Our previous research showed that low expression of miR-139-5p and miR-138-5 was associated with poor overall survival () [10]. In this study, we focused on the association between miR-138-5p and WEE1 in order to explore the potential mechanism of the antitumor effects of miR-138-5p in glioma. We confirmed that the ectopic expression of WEE1 reversed the inhibitory effect of miR-138-5p overexpression on proliferation, migration, and invasion of glioma cells. However, a miR-138-5p mimic transfection did not significantly reduce the luciferase activity and WEE1 protein expression in glioma cells. This lack of a reduction of luciferase activity and WEE1 protein expression could be because of the indirect regulatory relationship between the two molecules. These data suggest that miR-138-5p plays a tumor-suppressive role by regulating WEE1.

MicroRNAs do not express proteins. However, it plays a role by regulating the expression of various genes [17]. miR-138-5p, a functional miRNA located on chromosome 3p21.32, is involved in different tumor types [1822], showing abnormally low in a variety of malignant tumors, such as osteosarcoma [18], gallbladder carcinoma [19], undifferentiated thyroid carcinoma [20], non-small-cell lung cancer [21], and oral squamous cell carcinoma [22].
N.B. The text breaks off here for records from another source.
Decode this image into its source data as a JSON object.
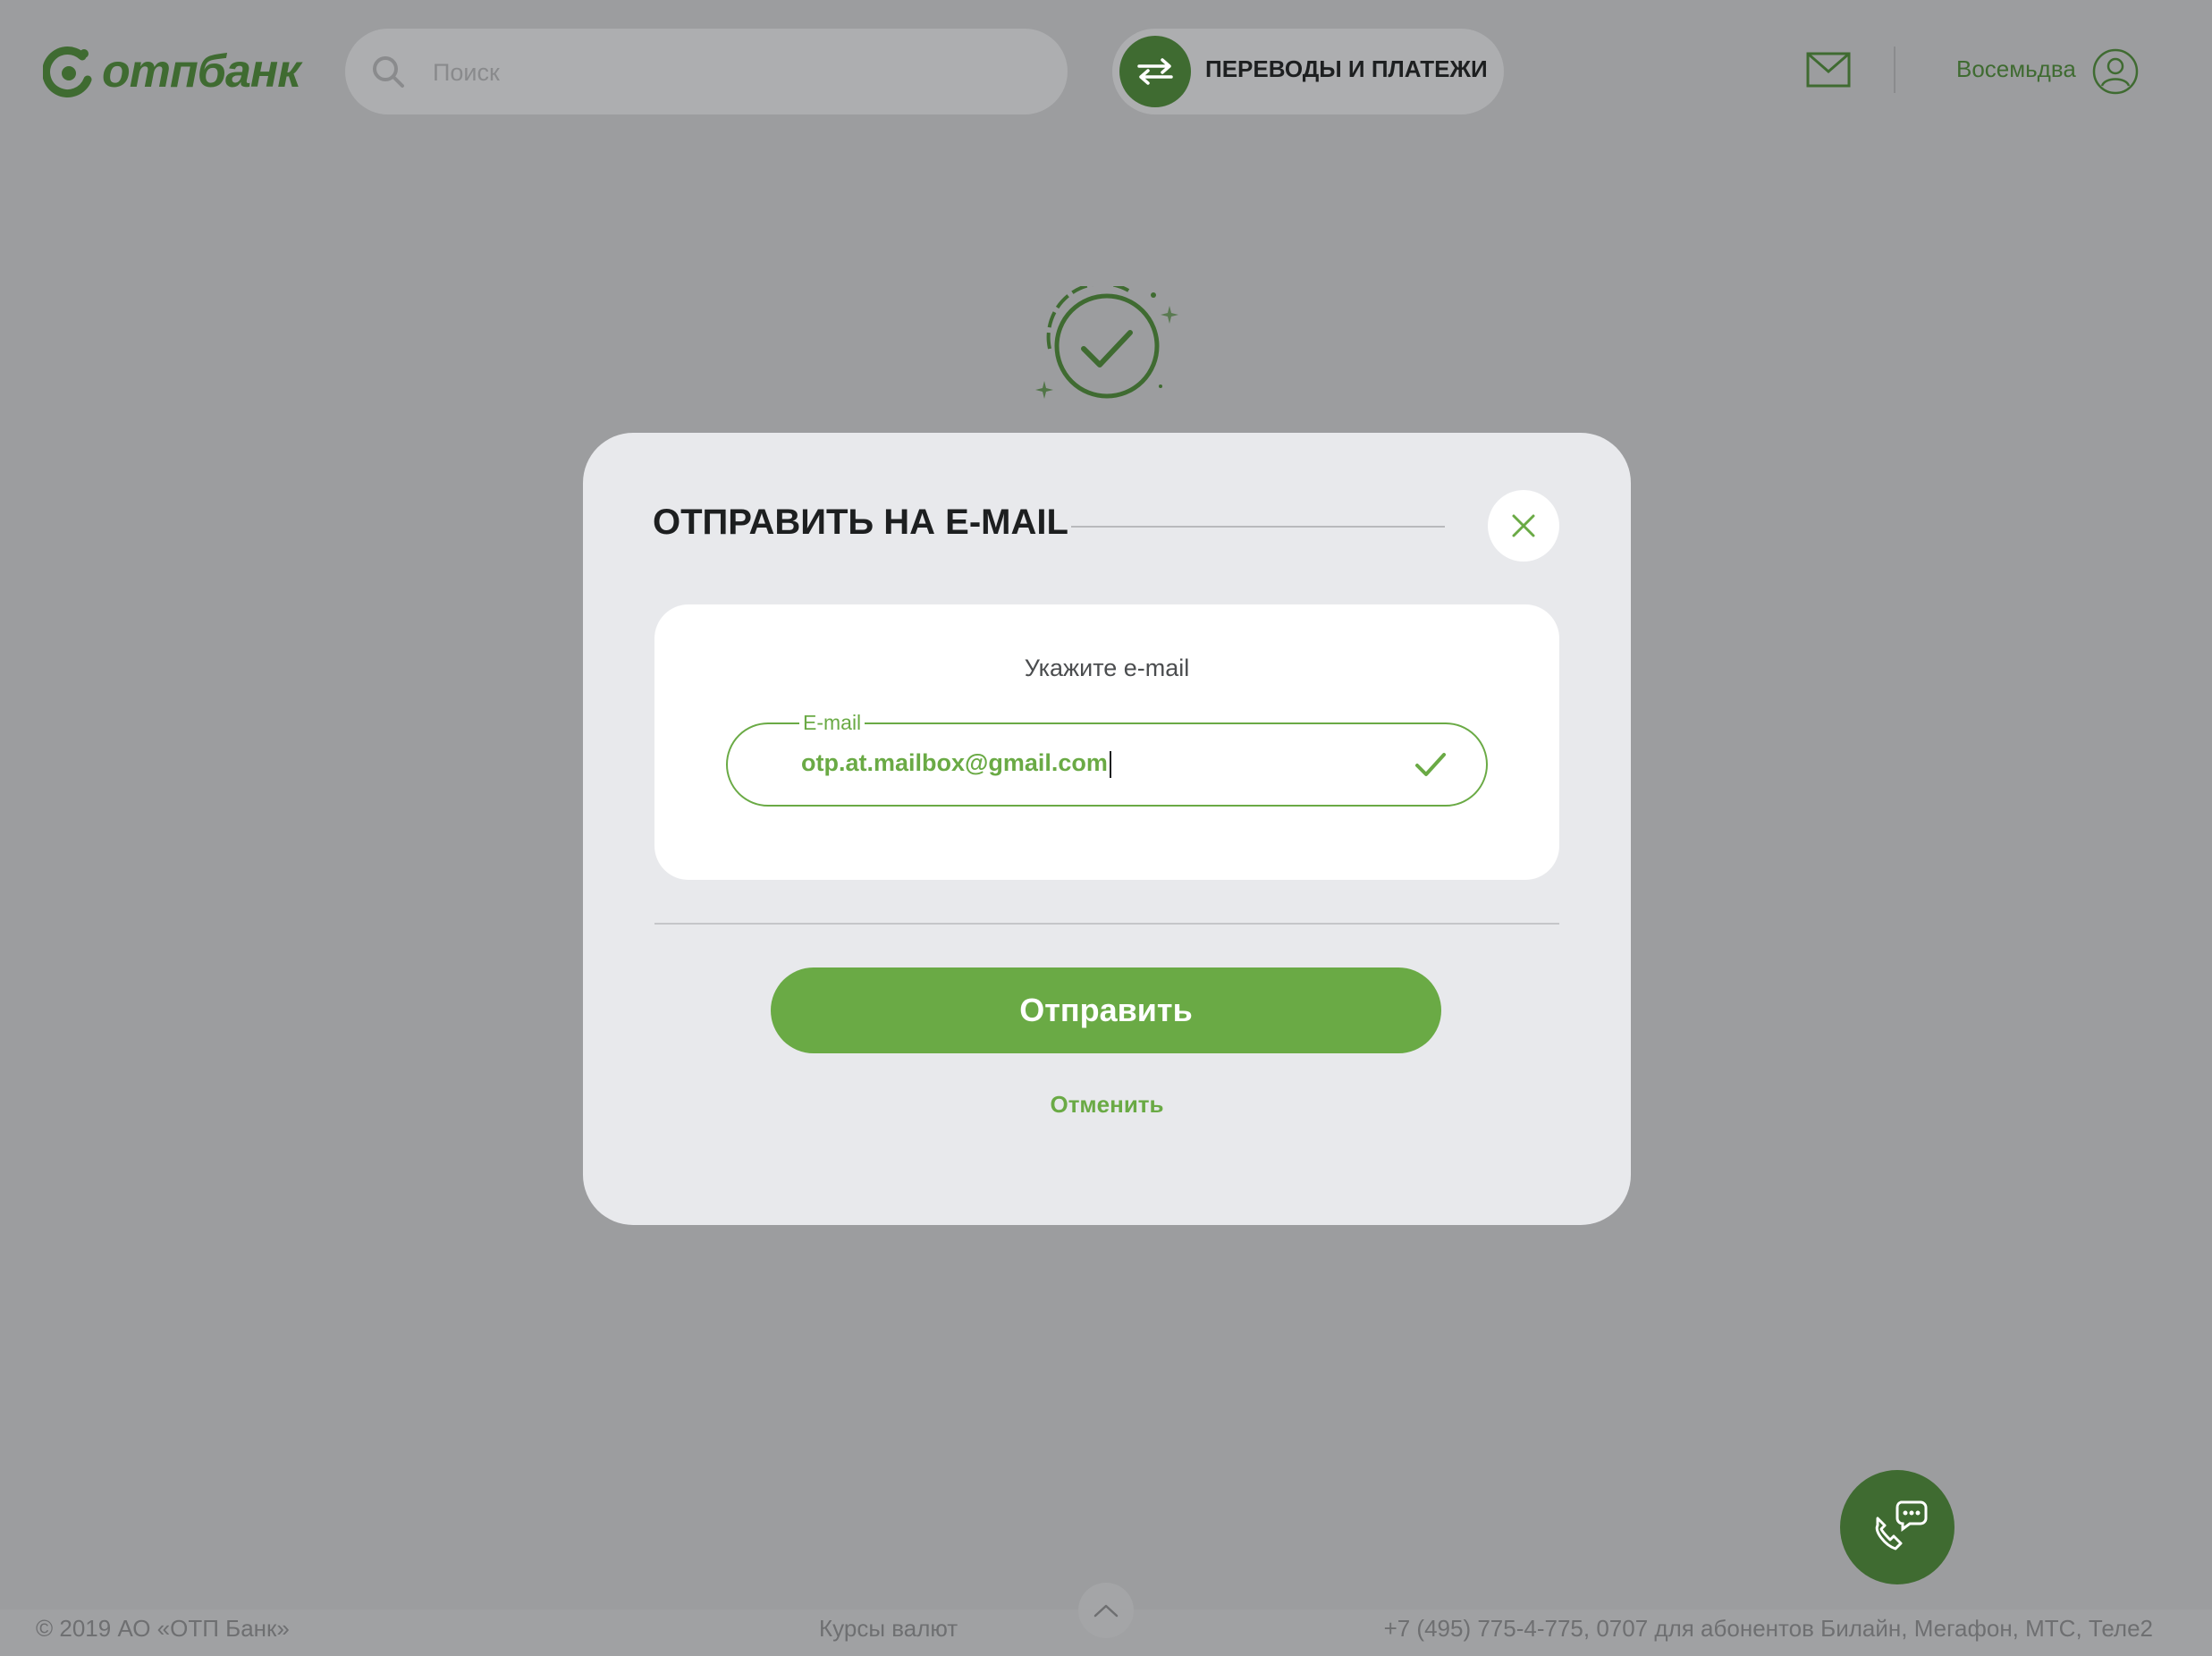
{
  "header": {
    "logo_text": "отпбанк",
    "search_placeholder": "Поиск",
    "transfers_label": "ПЕРЕВОДЫ И ПЛАТЕЖИ",
    "username": "Восемьдва"
  },
  "modal": {
    "title": "ОТПРАВИТЬ НА E-MAIL",
    "card_label": "Укажите e-mail",
    "email_field_label": "E-mail",
    "email_value": "otp.at.mailbox@gmail.com",
    "send_label": "Отправить",
    "cancel_label": "Отменить"
  },
  "footer": {
    "copyright": "© 2019 АО «ОТП Банк»",
    "rates_link": "Курсы валют",
    "phones": "+7 (495) 775-4-775,  0707 для абонентов Билайн, Мегафон, МТС, Теле2"
  },
  "colors": {
    "brand_dark_green": "#3f6b31",
    "accent_green": "#6aaa45",
    "overlay_gray": "#9c9d9f",
    "modal_bg": "#e8e9ec"
  },
  "icons": [
    "otp-logo-icon",
    "search-icon",
    "transfer-arrows-icon",
    "mail-icon",
    "user-avatar-icon",
    "success-check-icon",
    "close-icon",
    "input-valid-check-icon",
    "phone-chat-icon",
    "chevron-up-icon"
  ]
}
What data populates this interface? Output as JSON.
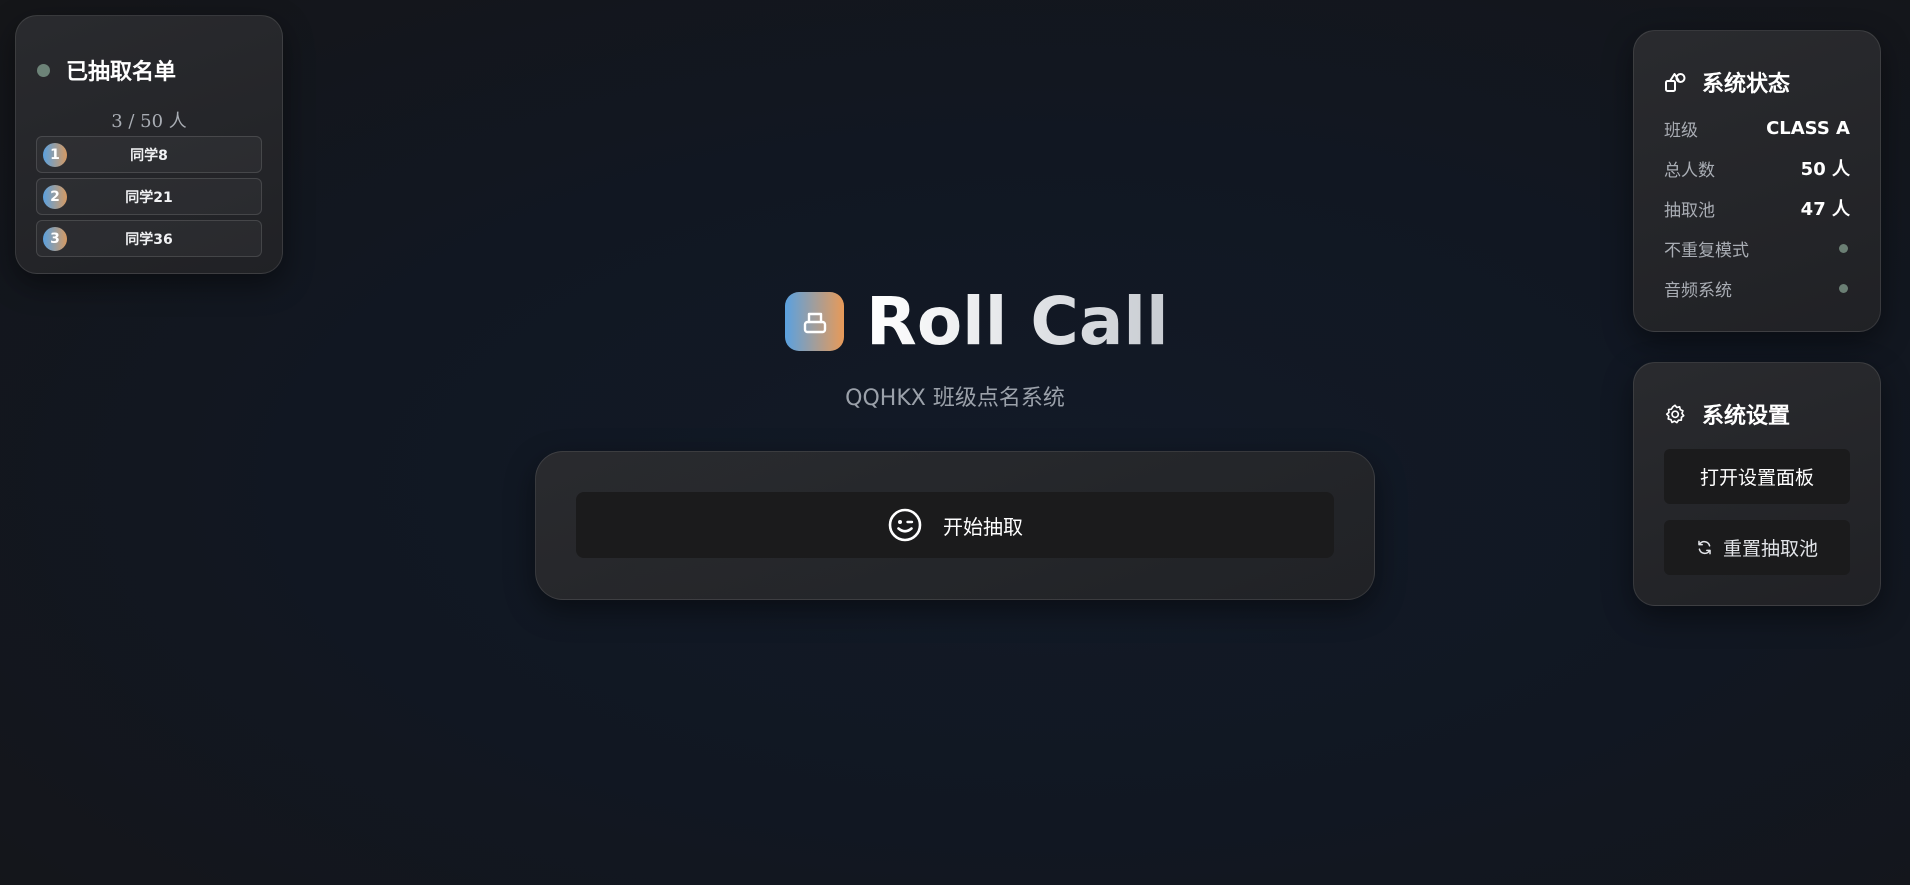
{
  "drawn_panel": {
    "title": "已抽取名单",
    "count_text": "3 / 50 人",
    "items": [
      {
        "index": "1",
        "name": "同学8"
      },
      {
        "index": "2",
        "name": "同学21"
      },
      {
        "index": "3",
        "name": "同学36"
      }
    ]
  },
  "hero": {
    "title": "Roll Call",
    "subtitle": "QQHKX 班级点名系统",
    "start_button_label": "开始抽取"
  },
  "status_card": {
    "title": "系统状态",
    "rows": [
      {
        "key": "班级",
        "value": "CLASS A"
      },
      {
        "key": "总人数",
        "value": "50 人"
      },
      {
        "key": "抽取池",
        "value": "47 人"
      },
      {
        "key": "不重复模式",
        "value": ""
      },
      {
        "key": "音频系统",
        "value": ""
      }
    ]
  },
  "settings_card": {
    "title": "系统设置",
    "open_settings_label": "打开设置面板",
    "reset_pool_label": "重置抽取池"
  },
  "colors": {
    "accent_gradient_start": "#5aa1e0",
    "accent_gradient_end": "#e89a58",
    "indicator_dot": "#6b7f74",
    "button_bg": "#1b1b1c"
  }
}
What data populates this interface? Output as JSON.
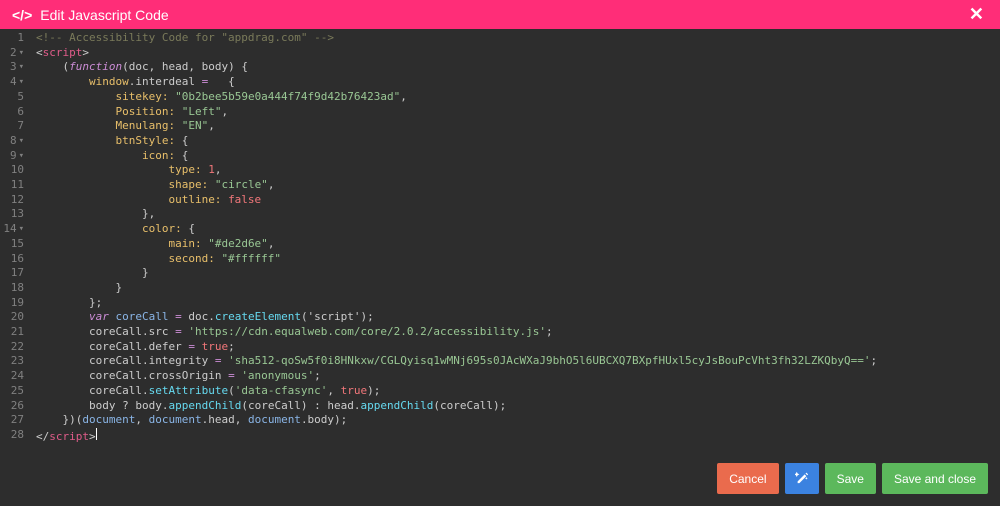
{
  "header": {
    "title": "Edit Javascript Code"
  },
  "footer": {
    "cancel": "Cancel",
    "save": "Save",
    "save_close": "Save and close"
  },
  "gutter": {
    "lines": [
      "1",
      "2",
      "3",
      "4",
      "5",
      "6",
      "7",
      "8",
      "9",
      "10",
      "11",
      "12",
      "13",
      "14",
      "15",
      "16",
      "17",
      "18",
      "19",
      "20",
      "21",
      "22",
      "23",
      "24",
      "25",
      "26",
      "27",
      "28"
    ],
    "fold_lines": [
      2,
      3,
      4,
      8,
      9,
      14
    ]
  },
  "code": {
    "l1_comment": "<!-- Accessibility Code for \"appdrag.com\" -->",
    "l2_tag_open": "script",
    "l3_func": "function",
    "l3_args": "(doc, head, body) {",
    "l4_window": "window",
    "l4_interdeal": ".interdeal",
    "l4_eq": " = ",
    "l4_brace": "  {",
    "l5_key": "sitekey:",
    "l5_val": "\"0b2bee5b59e0a444f74f9d42b76423ad\"",
    "l6_key": "Position:",
    "l6_val": "\"Left\"",
    "l7_key": "Menulang:",
    "l7_val": "\"EN\"",
    "l8_key": "btnStyle:",
    "l9_key": "icon:",
    "l10_key": "type:",
    "l10_val": "1",
    "l11_key": "shape:",
    "l11_val": "\"circle\"",
    "l12_key": "outline:",
    "l12_val": "false",
    "l14_key": "color:",
    "l15_key": "main:",
    "l15_val": "\"#de2d6e\"",
    "l16_key": "second:",
    "l16_val": "\"#ffffff\"",
    "l20_var": "var",
    "l20_core": "coreCall",
    "l20_eq": " = ",
    "l20_doc": "doc.",
    "l20_create": "createElement",
    "l20_arg": "('script');",
    "l21_lhs": "coreCall.src",
    "l21_val": "'https://cdn.equalweb.com/core/2.0.2/accessibility.js'",
    "l22_lhs": "coreCall.defer",
    "l22_val": "true",
    "l23_lhs": "coreCall.integrity",
    "l23_val": "'sha512-qoSw5f0i8HNkxw/CGLQyisq1wMNj695s0JAcWXaJ9bhO5l6UBCXQ7BXpfHUxl5cyJsBouPcVht3fh32LZKQbyQ=='",
    "l24_lhs": "coreCall.crossOrigin",
    "l24_val": "'anonymous'",
    "l25_call": "coreCall.",
    "l25_set": "setAttribute",
    "l25_arg1": "'data-cfasync'",
    "l25_arg2": "true",
    "l26_body": "body ? body.",
    "l26_app": "appendChild",
    "l26_mid": "(coreCall) : head.",
    "l26_end": "(coreCall);",
    "l27_doc1": "document",
    "l27_doc2": "document",
    "l27_head": ".head, ",
    "l27_doc3": "document",
    "l27_body": ".body);",
    "l28_tag_close": "script"
  }
}
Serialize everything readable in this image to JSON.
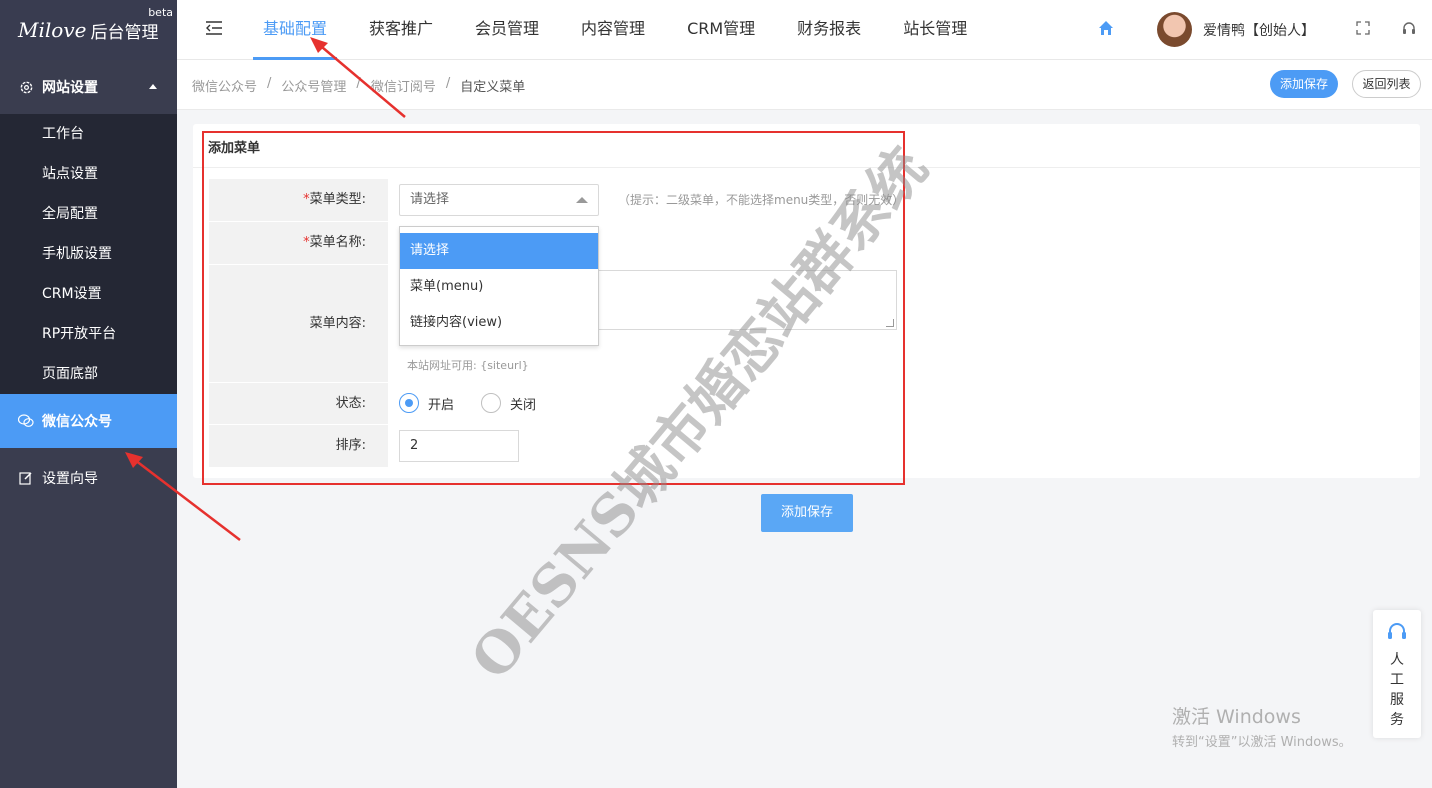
{
  "sidebar": {
    "logo_script": "Milove",
    "logo_text": "后台管理",
    "beta": "beta",
    "group": "网站设置",
    "items": [
      "工作台",
      "站点设置",
      "全局配置",
      "手机版设置",
      "CRM设置",
      "RP开放平台",
      "页面底部"
    ],
    "active": "微信公众号",
    "wizard": "设置向导"
  },
  "topbar": {
    "tabs": [
      "基础配置",
      "获客推广",
      "会员管理",
      "内容管理",
      "CRM管理",
      "财务报表",
      "站长管理"
    ],
    "user": "爱情鸭【创始人】"
  },
  "breadcrumb": [
    "微信公众号",
    "公众号管理",
    "微信订阅号",
    "自定义菜单"
  ],
  "buttons": {
    "save_top": "添加保存",
    "back": "返回列表",
    "save_bottom": "添加保存"
  },
  "form": {
    "title": "添加菜单",
    "req_mark": "*",
    "type_label": "菜单类型:",
    "type_value": "请选择",
    "type_hint": "（提示：二级菜单，不能选择menu类型，否则无效）",
    "name_label": "菜单名称:",
    "content_label": "菜单内容:",
    "content_hint": "本站网址可用: {siteurl}",
    "status_label": "状态:",
    "status_on": "开启",
    "status_off": "关闭",
    "sort_label": "排序:",
    "sort_value": "2"
  },
  "dropdown": [
    "请选择",
    "菜单(menu)",
    "链接内容(view)"
  ],
  "watermark": "OESNS城市婚恋站群系统",
  "windows": {
    "line1": "激活 Windows",
    "line2": "转到“设置”以激活 Windows。"
  },
  "service": "人工服务",
  "colors": {
    "accent": "#4c9bf5",
    "sidebar": "#3a3d4f",
    "highlight": "#e6312e"
  }
}
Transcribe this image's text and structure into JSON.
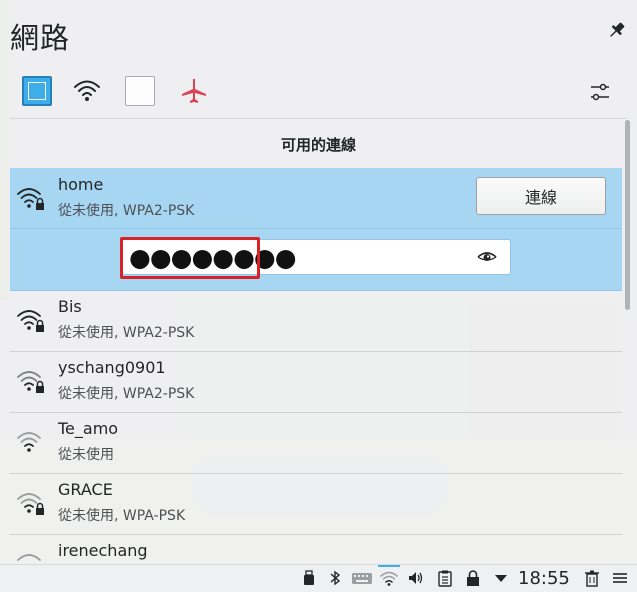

Recent studies have shown that the upregulation of miR-138-5p in tumor cells may lead to the reversal of the malignant phenotype [23]. There is lower expression of miR-138-5p in glioma tissue than in normal brain tissue [24]. miR-138-5p can inhibit angiogenesis in glioma [25]. LINC00174 can promote the development of glioma by downregulating the expression of mir-138-5p [26]. SNHG7 may enhance the proliferation of glioma by regulating the miR-138-5p/EZH2 signal axis [27]. However, the role of miR-138-5p in the clinical diagnosis and treatment of glioma is still limited, and therefore, it is necessary to further explore its related targets. Our data suggest that miR-138-5p mainly acts as a tumor suppressor in glioma.

WEE1, a member of the tyrosine kinase family, is a G2/M checkpoint regulatory protein involved in the regulation of cell cycle [28]. Recently, many studies have shown that WEE1 is upregulated in numerous tumors and plays a cancer-promoting role [29, 30]. This indicates that WEE1 may be a good candidate target for tumor therapy. There are some studies that have shown that WEE1 is overexpressed in gliomas. WEE1 promotes the proliferation, migration, and invasion of glioma cells [31, 32]. WEE1 is overexpressed in pediatric high-grade gliomas, with increasing expression positively correlated with malignancy [33]. Wu et al. showed that in GBM, WEE1 inhibition abrogated the G2/M arrest and propelled cells to prematurely enter into mitosis and consequent cell death through mitotic catastrophe and apoptosis [34]. The underlying mechanism in glioma progression remains unclear.

Future studies include fully describing the mechanism of miR-138-5p and WEE1 in glioma and exploring more candidate therapeutic targets of miR-138-5p.

5. Conclusion

miR-138-5p regulates proliferation, migration, and invasion of glioma cells by targeting WEE1, which is associated with poor prognosis of glioma patients. miR-138-5p may be a potential therapeutic target for glioma patients.

Data Availability

All the data is available.

Conflicts of Interest

The authors declare that they have no competing interest.

Authors’ Contributions

LW and ZH designed experiments and directed the project. JG, ZT, and ZY performed experiments. JG and ZD performed experiment analysis and drafted the manuscript. NR, YL, JG, ZT, LW, and ZD performed data analysis. All the authors reviewed the manuscript. All authors read and approved the final manuscript.


We gratefully acknowledge the technical support from Well Biological Science company. We gratefully acknowledge the professional writing services support from International Science Editing. This study was supported by the Hunan Provincial Natural Science Foundation of China (No. 2017SK2080 and No. 2019JJ40182), Scientific Research Project of Hunan Provincial Health Commission (No. 20200709), Hunan Cancer Hospital Climb Plan (Nos. QH201906 and 2020NSFC-B009), and Hainan Provincial Natural Science Foundation of China (No. 820MS163).